It's Sea Otter Awareness Week in Alaska and the otters aren't doing that well.
Over the last few years, more and more otters in the Aleutians and Katchemak Bay have been turing up dead or ill with a strep infection. According to Fish and Wildlife records, the affected otters are overwhelmingly in the prime of life. This is the sort of pattern that is common when a new disease enters a population, and new diseases often decimate populations.
Otters are more than just cute and furry sea mammals. They are a keystone species that are vital to maintaining the biological diversity of the tidal zone ecosystem. Otters are the main predators on sea urchins. Without otters, sea urchin population explodes and over-grazes the kelp beds which are the breeding grounds for herring and a number of invertibrate species. Herring and tideland invertibrates in turn are a main source of food for sea birds and other fish and sea mammals. Without enough otters, the whole system starts to crumble.

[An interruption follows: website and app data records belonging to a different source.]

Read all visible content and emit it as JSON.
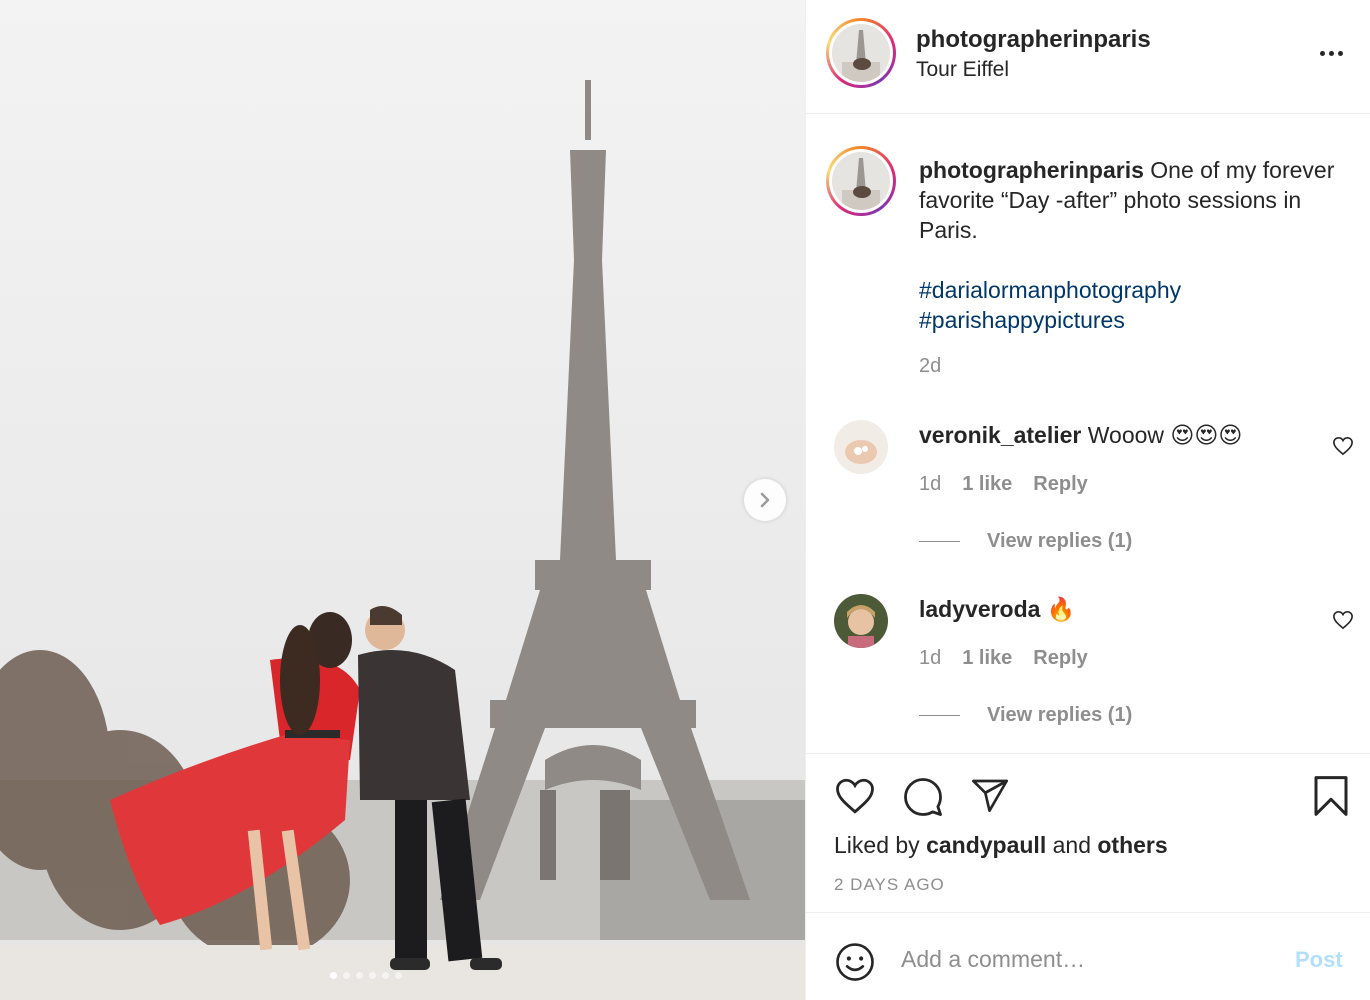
{
  "post": {
    "username": "photographerinparis",
    "location": "Tour Eiffel"
  },
  "caption": {
    "username": "photographerinparis",
    "text": "One of my forever favorite “Day -after” photo sessions in Paris.",
    "hashtags": [
      "#darialormanphotography",
      "#parishappypictures"
    ],
    "time": "2d"
  },
  "comments": [
    {
      "username": "veronik_atelier",
      "text": "Wooow 😍😍😍",
      "time": "1d",
      "likes": "1 like",
      "reply": "Reply",
      "view_replies": "View replies (1)"
    },
    {
      "username": "ladyveroda",
      "text": "🔥",
      "time": "1d",
      "likes": "1 like",
      "reply": "Reply",
      "view_replies": "View replies (1)"
    }
  ],
  "likes": {
    "prefix": "Liked by",
    "user": "candypaull",
    "and": "and",
    "others": "others"
  },
  "date": "2 DAYS AGO",
  "add_comment": {
    "placeholder": "Add a comment…",
    "post_label": "Post"
  },
  "icons": {
    "more": "more-options-icon",
    "like": "heart-icon",
    "comment": "comment-bubble-icon",
    "share": "paper-plane-icon",
    "save": "bookmark-icon",
    "emoji": "emoji-smile-icon",
    "next": "chevron-right-icon"
  },
  "colors": {
    "text": "#262626",
    "secondary": "#8e8e8e",
    "hashtag": "#00376b",
    "post_disabled": "#b2dffc",
    "dress": "#d9262a"
  }
}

In the panhandle of Southeastern Alaska, otters are already an endangered species. It would be a terrible tragedy if the Aleutian and Katchemak otters were to join them. Alaska need its otters.